Instructions to follow: Locate each line in the records containing "image". Copy it.

(Data extracted from a collection)
· · · · · · ·

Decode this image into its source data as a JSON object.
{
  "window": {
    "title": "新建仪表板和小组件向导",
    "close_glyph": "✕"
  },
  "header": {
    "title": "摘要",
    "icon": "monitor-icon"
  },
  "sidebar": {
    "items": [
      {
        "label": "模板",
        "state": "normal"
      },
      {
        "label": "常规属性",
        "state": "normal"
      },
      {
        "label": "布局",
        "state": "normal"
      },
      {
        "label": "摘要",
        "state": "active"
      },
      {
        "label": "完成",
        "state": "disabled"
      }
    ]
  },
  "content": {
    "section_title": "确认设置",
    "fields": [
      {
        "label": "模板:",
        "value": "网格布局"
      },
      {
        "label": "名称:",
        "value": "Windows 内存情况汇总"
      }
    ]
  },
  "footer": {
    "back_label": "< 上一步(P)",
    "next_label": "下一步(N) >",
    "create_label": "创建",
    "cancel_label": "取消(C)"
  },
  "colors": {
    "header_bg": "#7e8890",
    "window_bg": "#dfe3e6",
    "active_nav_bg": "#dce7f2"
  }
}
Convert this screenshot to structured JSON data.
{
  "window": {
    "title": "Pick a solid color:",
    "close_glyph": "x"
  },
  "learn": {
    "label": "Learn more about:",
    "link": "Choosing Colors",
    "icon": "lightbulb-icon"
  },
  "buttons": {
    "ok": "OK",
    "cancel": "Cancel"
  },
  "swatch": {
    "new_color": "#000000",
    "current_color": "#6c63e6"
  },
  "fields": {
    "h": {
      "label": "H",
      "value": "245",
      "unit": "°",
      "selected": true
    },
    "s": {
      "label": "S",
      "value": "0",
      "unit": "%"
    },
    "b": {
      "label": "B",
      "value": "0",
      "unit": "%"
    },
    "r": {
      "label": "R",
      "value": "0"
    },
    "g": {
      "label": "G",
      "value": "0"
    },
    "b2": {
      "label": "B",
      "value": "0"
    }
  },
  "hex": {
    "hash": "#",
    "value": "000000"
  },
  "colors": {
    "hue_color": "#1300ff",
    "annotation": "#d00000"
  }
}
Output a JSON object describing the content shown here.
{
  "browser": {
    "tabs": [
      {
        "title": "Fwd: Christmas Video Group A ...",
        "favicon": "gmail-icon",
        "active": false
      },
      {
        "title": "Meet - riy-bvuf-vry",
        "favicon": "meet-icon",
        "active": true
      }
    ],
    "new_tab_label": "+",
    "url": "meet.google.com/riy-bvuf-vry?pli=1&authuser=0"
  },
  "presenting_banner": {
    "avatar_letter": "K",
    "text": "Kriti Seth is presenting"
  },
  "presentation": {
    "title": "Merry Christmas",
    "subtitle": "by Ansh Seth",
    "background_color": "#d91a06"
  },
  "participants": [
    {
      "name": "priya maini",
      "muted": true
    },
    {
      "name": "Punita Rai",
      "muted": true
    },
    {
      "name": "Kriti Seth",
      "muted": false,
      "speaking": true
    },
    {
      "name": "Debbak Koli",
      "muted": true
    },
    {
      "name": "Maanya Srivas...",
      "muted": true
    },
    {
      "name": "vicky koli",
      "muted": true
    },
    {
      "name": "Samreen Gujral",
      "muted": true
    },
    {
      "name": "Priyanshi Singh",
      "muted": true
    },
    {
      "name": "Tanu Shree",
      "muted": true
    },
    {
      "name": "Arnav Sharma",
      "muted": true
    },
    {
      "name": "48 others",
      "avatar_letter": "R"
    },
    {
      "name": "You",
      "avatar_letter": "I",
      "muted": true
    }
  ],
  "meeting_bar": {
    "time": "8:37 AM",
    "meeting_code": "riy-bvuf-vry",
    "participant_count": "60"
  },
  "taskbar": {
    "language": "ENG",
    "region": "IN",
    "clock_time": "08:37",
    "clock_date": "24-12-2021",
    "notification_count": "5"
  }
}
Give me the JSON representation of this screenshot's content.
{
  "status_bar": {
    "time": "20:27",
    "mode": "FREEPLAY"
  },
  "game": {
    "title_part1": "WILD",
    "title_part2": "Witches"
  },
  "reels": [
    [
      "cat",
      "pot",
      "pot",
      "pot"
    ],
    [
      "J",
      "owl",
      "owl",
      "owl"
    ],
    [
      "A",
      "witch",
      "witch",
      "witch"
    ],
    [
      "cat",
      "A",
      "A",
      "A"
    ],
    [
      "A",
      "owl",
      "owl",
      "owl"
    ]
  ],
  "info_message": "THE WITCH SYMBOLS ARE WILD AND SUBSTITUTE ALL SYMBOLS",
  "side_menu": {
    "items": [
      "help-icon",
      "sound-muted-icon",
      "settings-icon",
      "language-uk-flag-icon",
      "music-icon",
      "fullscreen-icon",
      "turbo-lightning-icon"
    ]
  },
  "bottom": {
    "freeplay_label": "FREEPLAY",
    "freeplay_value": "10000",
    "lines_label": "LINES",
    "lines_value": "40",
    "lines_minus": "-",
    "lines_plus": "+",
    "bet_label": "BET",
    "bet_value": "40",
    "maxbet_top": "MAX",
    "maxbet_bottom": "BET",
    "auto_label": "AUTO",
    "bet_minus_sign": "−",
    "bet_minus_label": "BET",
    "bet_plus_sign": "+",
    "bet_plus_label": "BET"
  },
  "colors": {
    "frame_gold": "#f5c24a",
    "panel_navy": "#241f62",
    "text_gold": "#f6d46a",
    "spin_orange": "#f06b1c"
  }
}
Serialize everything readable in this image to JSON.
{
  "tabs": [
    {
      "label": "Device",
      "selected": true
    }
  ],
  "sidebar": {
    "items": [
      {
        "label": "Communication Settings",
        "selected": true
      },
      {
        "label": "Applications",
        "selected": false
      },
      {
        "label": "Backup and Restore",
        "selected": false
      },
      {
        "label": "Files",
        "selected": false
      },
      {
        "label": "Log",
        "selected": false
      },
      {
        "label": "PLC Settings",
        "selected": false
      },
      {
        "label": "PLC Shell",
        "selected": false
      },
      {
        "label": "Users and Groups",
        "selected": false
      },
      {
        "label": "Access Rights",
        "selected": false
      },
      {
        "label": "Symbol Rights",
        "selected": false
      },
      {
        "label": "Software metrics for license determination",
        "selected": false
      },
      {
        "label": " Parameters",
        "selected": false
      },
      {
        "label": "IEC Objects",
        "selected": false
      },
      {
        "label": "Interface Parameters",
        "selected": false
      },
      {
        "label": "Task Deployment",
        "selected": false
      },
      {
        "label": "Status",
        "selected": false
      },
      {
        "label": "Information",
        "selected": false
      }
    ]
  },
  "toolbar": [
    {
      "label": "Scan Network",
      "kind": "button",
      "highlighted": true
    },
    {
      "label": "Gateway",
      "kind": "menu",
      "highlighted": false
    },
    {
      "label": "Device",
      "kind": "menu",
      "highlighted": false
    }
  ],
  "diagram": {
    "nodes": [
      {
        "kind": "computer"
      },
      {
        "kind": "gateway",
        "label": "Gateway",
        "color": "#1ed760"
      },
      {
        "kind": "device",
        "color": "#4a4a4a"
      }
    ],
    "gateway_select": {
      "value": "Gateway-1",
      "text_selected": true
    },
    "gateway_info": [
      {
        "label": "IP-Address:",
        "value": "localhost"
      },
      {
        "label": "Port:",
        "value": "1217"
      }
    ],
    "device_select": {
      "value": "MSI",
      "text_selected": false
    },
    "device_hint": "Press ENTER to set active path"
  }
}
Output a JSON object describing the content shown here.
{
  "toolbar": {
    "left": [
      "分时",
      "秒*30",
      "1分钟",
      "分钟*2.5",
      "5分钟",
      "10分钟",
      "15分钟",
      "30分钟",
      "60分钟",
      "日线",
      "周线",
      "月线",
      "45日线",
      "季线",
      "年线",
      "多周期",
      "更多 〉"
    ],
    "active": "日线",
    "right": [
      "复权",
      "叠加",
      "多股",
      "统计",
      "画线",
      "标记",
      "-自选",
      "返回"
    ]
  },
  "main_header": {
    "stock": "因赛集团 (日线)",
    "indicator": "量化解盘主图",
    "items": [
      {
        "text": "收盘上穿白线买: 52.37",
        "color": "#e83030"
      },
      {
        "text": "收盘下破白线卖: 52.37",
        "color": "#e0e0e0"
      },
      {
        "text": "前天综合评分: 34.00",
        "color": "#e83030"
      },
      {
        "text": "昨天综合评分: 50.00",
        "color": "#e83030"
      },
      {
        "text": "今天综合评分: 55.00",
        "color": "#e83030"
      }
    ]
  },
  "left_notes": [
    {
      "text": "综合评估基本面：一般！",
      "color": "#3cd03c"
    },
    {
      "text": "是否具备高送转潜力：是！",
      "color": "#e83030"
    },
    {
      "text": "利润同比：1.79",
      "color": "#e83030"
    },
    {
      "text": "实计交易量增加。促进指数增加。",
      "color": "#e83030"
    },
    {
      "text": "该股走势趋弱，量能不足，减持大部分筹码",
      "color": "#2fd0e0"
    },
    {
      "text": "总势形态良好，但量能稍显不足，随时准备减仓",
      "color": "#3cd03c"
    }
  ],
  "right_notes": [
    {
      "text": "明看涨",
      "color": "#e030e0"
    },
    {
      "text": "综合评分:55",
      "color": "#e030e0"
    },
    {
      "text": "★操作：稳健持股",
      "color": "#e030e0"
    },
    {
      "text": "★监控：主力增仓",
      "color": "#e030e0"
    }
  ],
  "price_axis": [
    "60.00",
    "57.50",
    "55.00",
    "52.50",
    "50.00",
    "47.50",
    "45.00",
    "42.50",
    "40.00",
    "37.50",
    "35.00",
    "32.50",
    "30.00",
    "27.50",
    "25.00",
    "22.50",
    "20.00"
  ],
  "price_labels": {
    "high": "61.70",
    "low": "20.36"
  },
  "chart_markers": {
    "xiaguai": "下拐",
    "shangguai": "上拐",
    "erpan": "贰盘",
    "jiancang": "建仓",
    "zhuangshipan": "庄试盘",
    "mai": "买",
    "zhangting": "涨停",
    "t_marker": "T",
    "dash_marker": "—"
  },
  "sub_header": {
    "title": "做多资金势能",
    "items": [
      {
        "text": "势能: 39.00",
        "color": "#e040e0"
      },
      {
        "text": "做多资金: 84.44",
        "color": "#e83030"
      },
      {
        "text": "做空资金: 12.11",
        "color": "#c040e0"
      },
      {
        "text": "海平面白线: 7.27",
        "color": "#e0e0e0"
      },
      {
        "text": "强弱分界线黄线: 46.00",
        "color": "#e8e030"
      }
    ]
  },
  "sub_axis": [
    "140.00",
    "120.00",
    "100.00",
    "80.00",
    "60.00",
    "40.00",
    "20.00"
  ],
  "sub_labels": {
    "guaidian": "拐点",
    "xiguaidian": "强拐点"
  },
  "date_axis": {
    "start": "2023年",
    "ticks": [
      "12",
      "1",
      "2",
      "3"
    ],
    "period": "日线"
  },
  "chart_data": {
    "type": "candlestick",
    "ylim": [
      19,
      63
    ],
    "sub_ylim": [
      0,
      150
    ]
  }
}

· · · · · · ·

Solution:
Decode this image into its source data as a JSON object.
Serialize everything readable in this image to JSON.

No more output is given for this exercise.